9. On April 6, Garmai Gayflor (YES ’15) hosted a workshop in Paynesville City, Liberia to encourage young children to participate in volunteerism. More than 25 children between the ages of 5 and 12 attended the workshop where Garmai encouraged them to donate their time and service to their community. Garmai emphasized that establishing the spirit of volunteerism early will lead to co-existence and working together as a community in the future. To demonstrate the impact of what a dedicated group of volunteers can do, the children worked together to clean up their school campus.
10. Maria Taqdee (YES ’05) mobilized a group of volunteers to renovate a local community playground in an underserved and impoverished neighborhood on the outskirts of Karachi, Pakistan. Maria and the group of volunteers cleaned the area, removed graffiti, installed trashcans, repainted walls, and planted shrubbery and flowers in the playground. The group also established a team of volunteers who will be responsible for cleaning and maintaining the space in the future. Maria is growing seeds of peace and happiness through her leadership as a community servant.
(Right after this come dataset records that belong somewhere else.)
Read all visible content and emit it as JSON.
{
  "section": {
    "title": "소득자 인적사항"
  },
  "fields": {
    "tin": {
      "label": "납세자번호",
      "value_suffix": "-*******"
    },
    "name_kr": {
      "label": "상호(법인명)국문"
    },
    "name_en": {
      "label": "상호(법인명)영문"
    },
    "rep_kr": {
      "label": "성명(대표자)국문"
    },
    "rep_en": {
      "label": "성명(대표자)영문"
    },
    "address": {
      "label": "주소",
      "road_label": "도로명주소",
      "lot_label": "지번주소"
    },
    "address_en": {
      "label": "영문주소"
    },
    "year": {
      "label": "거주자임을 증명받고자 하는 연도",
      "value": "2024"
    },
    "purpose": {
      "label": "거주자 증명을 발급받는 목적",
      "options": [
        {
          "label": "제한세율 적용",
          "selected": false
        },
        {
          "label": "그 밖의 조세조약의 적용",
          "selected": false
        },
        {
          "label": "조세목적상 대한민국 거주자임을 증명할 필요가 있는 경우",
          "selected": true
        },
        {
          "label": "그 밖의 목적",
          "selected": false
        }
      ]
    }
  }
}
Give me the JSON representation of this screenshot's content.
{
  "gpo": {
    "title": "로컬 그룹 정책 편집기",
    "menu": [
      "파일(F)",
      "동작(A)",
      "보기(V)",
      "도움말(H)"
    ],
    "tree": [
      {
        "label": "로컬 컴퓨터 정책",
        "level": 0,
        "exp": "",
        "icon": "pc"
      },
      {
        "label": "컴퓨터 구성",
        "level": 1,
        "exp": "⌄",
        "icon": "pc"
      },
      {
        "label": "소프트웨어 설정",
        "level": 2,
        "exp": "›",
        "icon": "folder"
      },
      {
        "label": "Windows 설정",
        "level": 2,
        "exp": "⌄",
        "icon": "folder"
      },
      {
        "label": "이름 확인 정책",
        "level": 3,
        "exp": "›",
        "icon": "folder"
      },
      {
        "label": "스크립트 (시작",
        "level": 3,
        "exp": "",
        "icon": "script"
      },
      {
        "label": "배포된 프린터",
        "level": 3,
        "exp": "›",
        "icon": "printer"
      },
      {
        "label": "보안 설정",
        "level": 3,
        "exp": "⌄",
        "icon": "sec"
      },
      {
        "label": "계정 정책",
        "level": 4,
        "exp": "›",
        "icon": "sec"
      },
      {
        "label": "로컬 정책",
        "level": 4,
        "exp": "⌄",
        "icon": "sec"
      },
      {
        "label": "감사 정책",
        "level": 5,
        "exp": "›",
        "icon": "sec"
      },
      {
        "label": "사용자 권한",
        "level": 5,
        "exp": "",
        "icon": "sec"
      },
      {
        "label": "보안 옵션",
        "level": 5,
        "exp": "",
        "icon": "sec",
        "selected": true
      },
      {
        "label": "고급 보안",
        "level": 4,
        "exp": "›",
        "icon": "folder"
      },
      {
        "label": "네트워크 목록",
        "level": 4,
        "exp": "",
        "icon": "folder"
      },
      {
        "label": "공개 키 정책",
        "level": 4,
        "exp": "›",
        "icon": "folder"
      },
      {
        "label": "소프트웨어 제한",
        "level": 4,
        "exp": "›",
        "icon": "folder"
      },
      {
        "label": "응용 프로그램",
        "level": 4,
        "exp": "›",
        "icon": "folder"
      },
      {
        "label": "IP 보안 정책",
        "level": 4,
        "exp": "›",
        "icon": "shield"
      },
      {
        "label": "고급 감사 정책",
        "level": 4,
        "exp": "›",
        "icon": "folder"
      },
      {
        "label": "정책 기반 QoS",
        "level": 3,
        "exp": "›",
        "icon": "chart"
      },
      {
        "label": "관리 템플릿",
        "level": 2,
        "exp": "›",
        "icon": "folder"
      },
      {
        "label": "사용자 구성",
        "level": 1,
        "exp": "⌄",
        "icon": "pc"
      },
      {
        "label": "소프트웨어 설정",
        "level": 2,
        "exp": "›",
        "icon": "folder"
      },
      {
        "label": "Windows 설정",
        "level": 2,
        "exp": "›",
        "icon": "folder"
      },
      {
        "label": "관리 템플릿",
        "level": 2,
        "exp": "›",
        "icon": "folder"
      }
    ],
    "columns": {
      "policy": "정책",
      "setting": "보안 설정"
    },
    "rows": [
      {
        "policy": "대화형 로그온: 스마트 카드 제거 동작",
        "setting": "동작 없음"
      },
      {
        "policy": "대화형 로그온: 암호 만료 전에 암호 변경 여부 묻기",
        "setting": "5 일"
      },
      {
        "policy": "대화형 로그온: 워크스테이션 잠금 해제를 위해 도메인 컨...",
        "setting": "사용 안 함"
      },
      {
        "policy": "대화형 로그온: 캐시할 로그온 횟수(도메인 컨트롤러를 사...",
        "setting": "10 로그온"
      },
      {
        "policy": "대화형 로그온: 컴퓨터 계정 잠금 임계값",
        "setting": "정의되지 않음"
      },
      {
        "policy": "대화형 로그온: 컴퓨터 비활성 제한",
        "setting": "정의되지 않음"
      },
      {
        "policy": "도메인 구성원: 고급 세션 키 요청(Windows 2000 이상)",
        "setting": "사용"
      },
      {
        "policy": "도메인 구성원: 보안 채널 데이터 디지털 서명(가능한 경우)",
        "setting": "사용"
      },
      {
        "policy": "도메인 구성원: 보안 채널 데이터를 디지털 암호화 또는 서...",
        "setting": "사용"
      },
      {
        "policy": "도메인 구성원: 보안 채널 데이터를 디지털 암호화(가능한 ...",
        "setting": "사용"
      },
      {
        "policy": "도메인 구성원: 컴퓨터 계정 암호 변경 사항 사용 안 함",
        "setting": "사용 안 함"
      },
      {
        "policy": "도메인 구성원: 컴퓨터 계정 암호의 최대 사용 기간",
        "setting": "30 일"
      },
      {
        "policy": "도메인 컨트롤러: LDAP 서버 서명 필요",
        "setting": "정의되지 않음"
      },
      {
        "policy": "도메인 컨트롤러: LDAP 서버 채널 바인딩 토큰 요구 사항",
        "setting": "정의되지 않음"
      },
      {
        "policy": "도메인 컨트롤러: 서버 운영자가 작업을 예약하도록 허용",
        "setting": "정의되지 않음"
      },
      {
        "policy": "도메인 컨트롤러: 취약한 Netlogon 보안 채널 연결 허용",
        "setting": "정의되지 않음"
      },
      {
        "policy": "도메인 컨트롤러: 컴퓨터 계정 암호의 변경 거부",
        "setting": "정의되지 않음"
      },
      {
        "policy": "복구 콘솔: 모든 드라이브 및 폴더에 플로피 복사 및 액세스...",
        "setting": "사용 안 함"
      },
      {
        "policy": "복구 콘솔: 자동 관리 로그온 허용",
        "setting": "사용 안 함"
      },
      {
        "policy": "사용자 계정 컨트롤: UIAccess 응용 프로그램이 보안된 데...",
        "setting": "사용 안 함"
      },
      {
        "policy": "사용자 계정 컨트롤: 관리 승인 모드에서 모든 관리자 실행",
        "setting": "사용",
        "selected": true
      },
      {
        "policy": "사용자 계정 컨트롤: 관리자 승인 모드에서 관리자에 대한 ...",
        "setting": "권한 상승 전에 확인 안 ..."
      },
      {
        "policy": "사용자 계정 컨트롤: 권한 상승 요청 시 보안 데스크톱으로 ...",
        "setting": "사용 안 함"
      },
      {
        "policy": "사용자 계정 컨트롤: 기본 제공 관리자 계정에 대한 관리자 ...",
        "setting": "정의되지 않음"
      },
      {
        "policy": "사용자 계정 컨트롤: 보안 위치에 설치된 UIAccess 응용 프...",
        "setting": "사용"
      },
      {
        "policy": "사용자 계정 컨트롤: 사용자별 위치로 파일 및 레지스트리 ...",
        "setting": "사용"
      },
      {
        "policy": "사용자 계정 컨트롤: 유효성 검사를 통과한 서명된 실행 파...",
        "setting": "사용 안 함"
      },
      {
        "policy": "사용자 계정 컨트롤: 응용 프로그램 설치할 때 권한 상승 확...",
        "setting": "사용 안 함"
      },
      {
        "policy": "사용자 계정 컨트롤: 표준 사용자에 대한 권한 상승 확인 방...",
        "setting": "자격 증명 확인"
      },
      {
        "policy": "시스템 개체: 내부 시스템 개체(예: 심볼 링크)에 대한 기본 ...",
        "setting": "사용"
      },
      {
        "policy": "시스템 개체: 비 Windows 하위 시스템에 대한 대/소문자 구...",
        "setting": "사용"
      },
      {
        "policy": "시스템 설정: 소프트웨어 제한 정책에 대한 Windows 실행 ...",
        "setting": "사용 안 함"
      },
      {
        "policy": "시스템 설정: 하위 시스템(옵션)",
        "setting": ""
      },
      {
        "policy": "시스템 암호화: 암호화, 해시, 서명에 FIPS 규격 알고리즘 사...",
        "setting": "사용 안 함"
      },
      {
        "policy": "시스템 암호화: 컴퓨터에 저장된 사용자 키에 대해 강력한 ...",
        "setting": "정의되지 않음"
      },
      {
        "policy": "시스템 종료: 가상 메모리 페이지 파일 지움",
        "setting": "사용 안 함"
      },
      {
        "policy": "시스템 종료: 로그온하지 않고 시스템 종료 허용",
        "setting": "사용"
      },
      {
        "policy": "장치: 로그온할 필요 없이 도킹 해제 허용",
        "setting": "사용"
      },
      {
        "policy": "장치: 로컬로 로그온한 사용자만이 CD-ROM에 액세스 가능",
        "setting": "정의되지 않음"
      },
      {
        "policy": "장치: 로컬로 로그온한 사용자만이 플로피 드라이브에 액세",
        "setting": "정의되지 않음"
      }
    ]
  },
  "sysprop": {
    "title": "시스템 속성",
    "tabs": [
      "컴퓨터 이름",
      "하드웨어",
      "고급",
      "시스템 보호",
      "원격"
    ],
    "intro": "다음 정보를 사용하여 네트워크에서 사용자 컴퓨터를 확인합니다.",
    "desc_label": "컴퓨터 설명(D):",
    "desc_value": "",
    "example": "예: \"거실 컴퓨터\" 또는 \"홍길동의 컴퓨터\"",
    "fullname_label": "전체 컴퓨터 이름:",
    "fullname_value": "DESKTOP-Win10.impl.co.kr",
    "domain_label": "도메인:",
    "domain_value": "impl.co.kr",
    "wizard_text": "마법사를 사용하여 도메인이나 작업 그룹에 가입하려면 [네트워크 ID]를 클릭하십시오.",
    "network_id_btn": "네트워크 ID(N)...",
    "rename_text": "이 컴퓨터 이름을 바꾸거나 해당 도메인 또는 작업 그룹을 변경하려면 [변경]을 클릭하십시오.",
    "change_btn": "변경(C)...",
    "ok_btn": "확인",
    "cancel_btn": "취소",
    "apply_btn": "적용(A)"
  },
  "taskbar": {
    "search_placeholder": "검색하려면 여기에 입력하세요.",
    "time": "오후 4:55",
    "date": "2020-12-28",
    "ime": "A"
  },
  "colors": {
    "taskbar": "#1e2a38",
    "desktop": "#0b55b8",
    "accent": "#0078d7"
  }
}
11. On April 25, Musa Ahmad Mustapha (YES ’17) and YES ’15: Muhammad Saleem Ibrahim and Aliyu Lawal Abdussamad, in collaboration with alumni of the Youth Leadership Program, organized a campaign to educate patients at the General Hospital of Katsina in Nigeria on how to prevent malaria. During the event, the alumni educated more than 50 women on the causes, symptoms, and preventative methods of malaria. YES alumni in Nigeria are kicking out malaria and bringing in volunteerism!
12. Abasse Bassene (YES ’14) led a group of 15 young people in cleaning up a part of their Fatick, Senegal neighborhood he described as “the dirtiest place. People throw their garbage on the ground due to the lack of a dumpsters and lack of a garbage trucks to collect trash.” After successfully cleaning the area last month, Abasse and his fellow volunteers agreed to expand their efforts by seeking support for the installation and maintenance of a dumpster and planting trees – another green service project that will take root in the heart of a community.
13. On April 28, Alieu Moiwa (YES ’14) and Joseph Brima Samba (YES ’15) visited the Kenema Government School, a school with mostly low-income students in Sierra Leone. They met with 210 high school science and math students and provided them with compasses and rulers. In addition, Alieu and Joseph spoke to the group about Global Youth Service Day and the students gave back to their school by picking up trash from their school campus.
14. In Nickerie, Suriname, Iraisha Shaban (YES ’16) and Julencia Slamet (YES ’17) fed the homeless in celebration of GYSD. In preparation for the event, Iraisha and Julencia cooked a large quantity of nutritious and filling food, and then they brought the food to an area of Nickerie where many homeless congregate. The alumni distributed the food along with juice and bread. These two cooked up the right recipe to give back and genuinely serve others in need.
15. In Mali’s capital, YES alumni partnered with the organization "Youth for Change Mali" to host an English Spelling Bee for high school students. The President of Mali's Alumni Association, Royale Ann Kodio (YES ’16), participated in a Spelling Bee in the U.S. and wanted to bring this activity to her home community. Participants who made it to the final round received English dictionaries. Can you spell “service is fun”?